_Activity_
Only lines that contain the word "title" are to be returned from the data below.

[Excerpts from an interface dataset]
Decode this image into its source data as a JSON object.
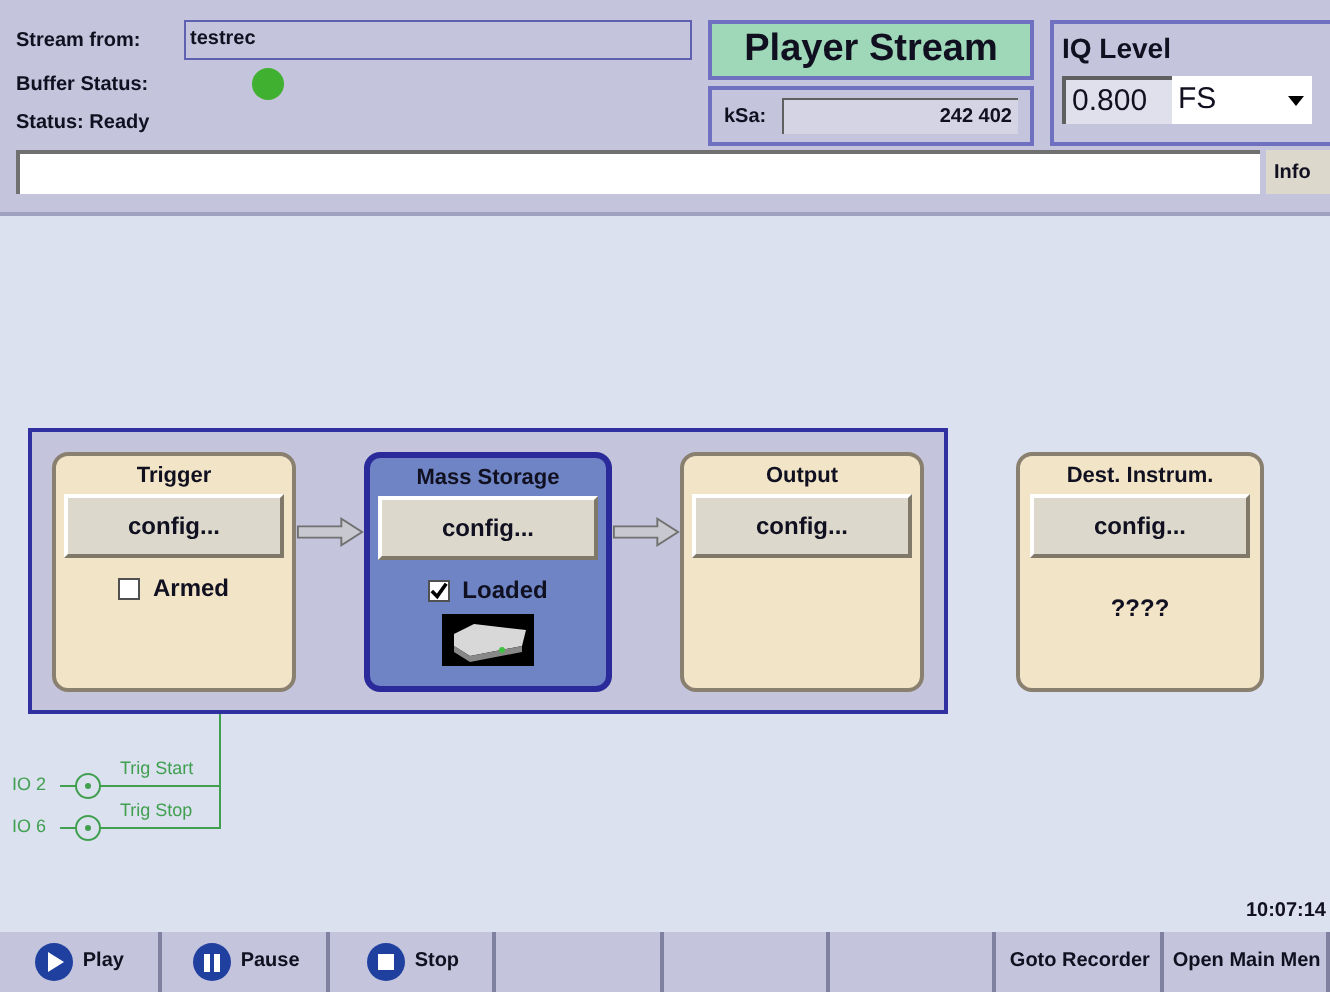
{
  "header": {
    "stream_from_label": "Stream from:",
    "stream_from_value": "testrec",
    "buffer_status_label": "Buffer Status:",
    "buffer_ok": true,
    "status": "Status: Ready",
    "title": "Player Stream",
    "ksa_label": "kSa:",
    "ksa_value": "242 402",
    "iq_level_label": "IQ Level",
    "iq_level_value": "0.800",
    "iq_unit": "FS",
    "info_button": "Info"
  },
  "chain": [
    {
      "title": "Trigger",
      "button": "config...",
      "selected": false,
      "checkbox": {
        "label": "Armed",
        "checked": false
      }
    },
    {
      "title": "Mass Storage",
      "button": "config...",
      "selected": true,
      "checkbox": {
        "label": "Loaded",
        "checked": true
      },
      "kind": "storage"
    },
    {
      "title": "Output",
      "button": "config...",
      "selected": false
    }
  ],
  "destination": {
    "title": "Dest. Instrum.",
    "button": "config...",
    "text": "????"
  },
  "trigger_inputs": [
    {
      "port": "IO 2",
      "label": "Trig Start"
    },
    {
      "port": "IO 6",
      "label": "Trig Stop"
    }
  ],
  "time": "10:07:14",
  "softkeys": [
    {
      "label": "Play",
      "kind": "play"
    },
    {
      "label": "Pause",
      "kind": "pause"
    },
    {
      "label": "Stop",
      "kind": "stop"
    },
    {
      "kind": "empty"
    },
    {
      "kind": "empty"
    },
    {
      "kind": "empty"
    },
    {
      "label": "Goto Recorder",
      "kind": "text"
    },
    {
      "label": "Open Main Men",
      "kind": "text"
    }
  ]
}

_Output for this exercise_
    "title": "Player Stream",
      "title": "Trigger",
      "title": "Mass Storage",
      "title": "Output",
    "title": "Dest. Instrum.",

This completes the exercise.